  • Biden Administration officials who fail to uphold the law should be held accountable by the Congress. If Republicans take control of Congress after November 2022 midterm elections, committees of jurisdiction must conduct vigorous oversight via hearings, records subpoenas, and restoring the use of resolution of inquiry. 

2.  Washington needs to be firm, and public, on violations of USMCA, the deteriorating investment climate, and the mistreatment of U.S. companies. The Biden Administration is seen by Mexico as unserious about protecting the rights of U.S. investors. Mexico perceives that in order to appease Washington on USMCA, it only has to cooperate on labor investigations. Congress must urge the U.S. Trade Representative (USTR) to do more than file labor cases (so far four and counting) against Mexico. It is time for USTR to vocally defend U.S. investments and the integrity of USMCA. If USMCA is seen as a model trade agreement, it must be enforced.

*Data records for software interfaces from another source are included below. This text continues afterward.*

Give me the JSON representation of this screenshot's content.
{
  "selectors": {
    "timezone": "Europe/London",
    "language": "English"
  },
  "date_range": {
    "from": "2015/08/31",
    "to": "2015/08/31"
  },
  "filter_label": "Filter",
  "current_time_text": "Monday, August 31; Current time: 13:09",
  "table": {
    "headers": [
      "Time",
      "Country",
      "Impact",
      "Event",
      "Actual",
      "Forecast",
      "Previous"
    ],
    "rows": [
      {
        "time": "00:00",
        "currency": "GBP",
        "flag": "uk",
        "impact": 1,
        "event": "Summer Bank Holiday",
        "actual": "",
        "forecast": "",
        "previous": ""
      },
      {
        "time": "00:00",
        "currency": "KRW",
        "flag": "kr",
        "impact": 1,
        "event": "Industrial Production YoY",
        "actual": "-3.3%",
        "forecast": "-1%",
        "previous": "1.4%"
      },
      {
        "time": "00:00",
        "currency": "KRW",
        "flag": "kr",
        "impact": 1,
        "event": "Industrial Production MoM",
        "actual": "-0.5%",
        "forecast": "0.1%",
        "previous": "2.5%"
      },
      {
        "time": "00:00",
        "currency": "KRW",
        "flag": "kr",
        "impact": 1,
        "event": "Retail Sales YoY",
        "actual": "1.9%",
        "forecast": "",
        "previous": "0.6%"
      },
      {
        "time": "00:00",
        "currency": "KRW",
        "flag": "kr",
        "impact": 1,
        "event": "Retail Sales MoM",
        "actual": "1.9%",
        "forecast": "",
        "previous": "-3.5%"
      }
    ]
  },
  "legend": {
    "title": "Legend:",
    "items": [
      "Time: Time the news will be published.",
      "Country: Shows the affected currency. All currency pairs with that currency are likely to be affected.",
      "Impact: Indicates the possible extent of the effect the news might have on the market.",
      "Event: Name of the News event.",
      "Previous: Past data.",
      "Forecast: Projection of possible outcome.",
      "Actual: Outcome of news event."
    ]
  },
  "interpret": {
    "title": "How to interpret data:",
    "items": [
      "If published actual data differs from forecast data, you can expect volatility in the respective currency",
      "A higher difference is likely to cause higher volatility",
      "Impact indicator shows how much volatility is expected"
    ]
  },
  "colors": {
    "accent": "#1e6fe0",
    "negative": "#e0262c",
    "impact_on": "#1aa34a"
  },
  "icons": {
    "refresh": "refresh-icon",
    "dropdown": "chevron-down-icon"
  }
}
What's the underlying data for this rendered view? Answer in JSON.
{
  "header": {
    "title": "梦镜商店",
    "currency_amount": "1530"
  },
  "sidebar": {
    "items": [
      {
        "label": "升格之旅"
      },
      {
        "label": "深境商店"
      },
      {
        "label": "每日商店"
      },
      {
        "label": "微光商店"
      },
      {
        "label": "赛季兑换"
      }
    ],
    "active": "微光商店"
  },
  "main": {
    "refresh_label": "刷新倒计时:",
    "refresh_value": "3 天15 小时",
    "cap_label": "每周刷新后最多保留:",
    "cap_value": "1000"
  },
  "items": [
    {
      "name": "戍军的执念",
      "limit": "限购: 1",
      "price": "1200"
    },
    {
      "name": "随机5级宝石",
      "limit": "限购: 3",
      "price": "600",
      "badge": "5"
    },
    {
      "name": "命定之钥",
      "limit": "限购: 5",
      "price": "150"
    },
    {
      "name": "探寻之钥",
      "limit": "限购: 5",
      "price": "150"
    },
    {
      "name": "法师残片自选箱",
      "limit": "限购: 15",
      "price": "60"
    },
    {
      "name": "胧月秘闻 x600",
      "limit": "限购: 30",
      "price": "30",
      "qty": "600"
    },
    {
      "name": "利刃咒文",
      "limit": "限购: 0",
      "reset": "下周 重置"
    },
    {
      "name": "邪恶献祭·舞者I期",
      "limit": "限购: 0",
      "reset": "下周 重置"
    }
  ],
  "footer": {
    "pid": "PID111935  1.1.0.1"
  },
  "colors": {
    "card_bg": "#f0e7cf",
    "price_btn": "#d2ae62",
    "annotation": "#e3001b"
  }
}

  • Mexico’s actions are setting up a very difficult situation when USMCA reaches its mandatory review period by the parties in 2026. Congress should begin signaling to Mexico, and to the Mexican business community, that the current treatment of US companies is not conducive to a smooth review in 2026. Additionally, Congress should determine whether Mexico’s worsening investment climate is conducive for nearshoring of supply chains. 
  • Address AMLO’s attacks against independent institutions and his anti-corruption agenda. While the Biden Administration has been overtly vocal on challenges in El Salvador and Guatemala, it has remained silent against AMLO’s relentless attacks on Mexico’s independent institutions, thus emboldening AMLO. It’s time for public statements, public pressure, and for Congress to implement conditions on assistance to Mexico to address AMLO’s anti-democratic tendencies and efforts to undermine democratic institutions. AMLO’s anti-corruption agenda has amounted to little more than using the idea, and his power, to target and persecute his political rivals, often without evidence.  
  • The Biden administration should shed light on corruption in Mexico, which continues to be a major challenge despite AMLO’s rhetoric. 
  • Congress should call on the Administration to produce a comprehensive strategy to reboot security cooperation. This strategy should:
  • Prioritize the need for a detailed and resourced plan for addressing Mexican production and trafficking of synthetic opioids, including fentanyl, and targeting Chinese precursors entering Mexico, as an urgent priority. 
  • Dramatically expand and codify into law the Bicentennial Framework for Security (which is basically a watered-down version of the Merida Initiative), as it is insufficient to the task at hand. 
  • Press Mexico in public and in private to restart cooperation with the U.S. Drug Enforcement Administration in a serious way. 
  • Conduct oversight on the status of security cooperation following the implementation of Mexico’s National Security Law.
  • Congress should send bipartisan STAFFDELs and CODELS to Mexico to send a consistent U.S. message and to discuss economics, trade, and security cooperation as well as foreign policy and Mexican institutions.  The Biden Administration’s approach to foreign policy, in general, and its soft touch with Mexico so far, requires that Congress fill the void and deliver strong bipartisan messages.
  • The Biden Administration should postpone the July bilateral meeting it reportedly plans with AMLO and send a clear message from the United States that enough is enough. The message must be that the preferred path on all areas is cooperation, but if AMLO continues to flout democratic norms and devalue the relationship, the U.S. will publicly pressure his administration and take firmer positions across the spectrum of the U.S.-Mexico relationship.

This brief is a product of the Forum for American Leadership’s Working Group on: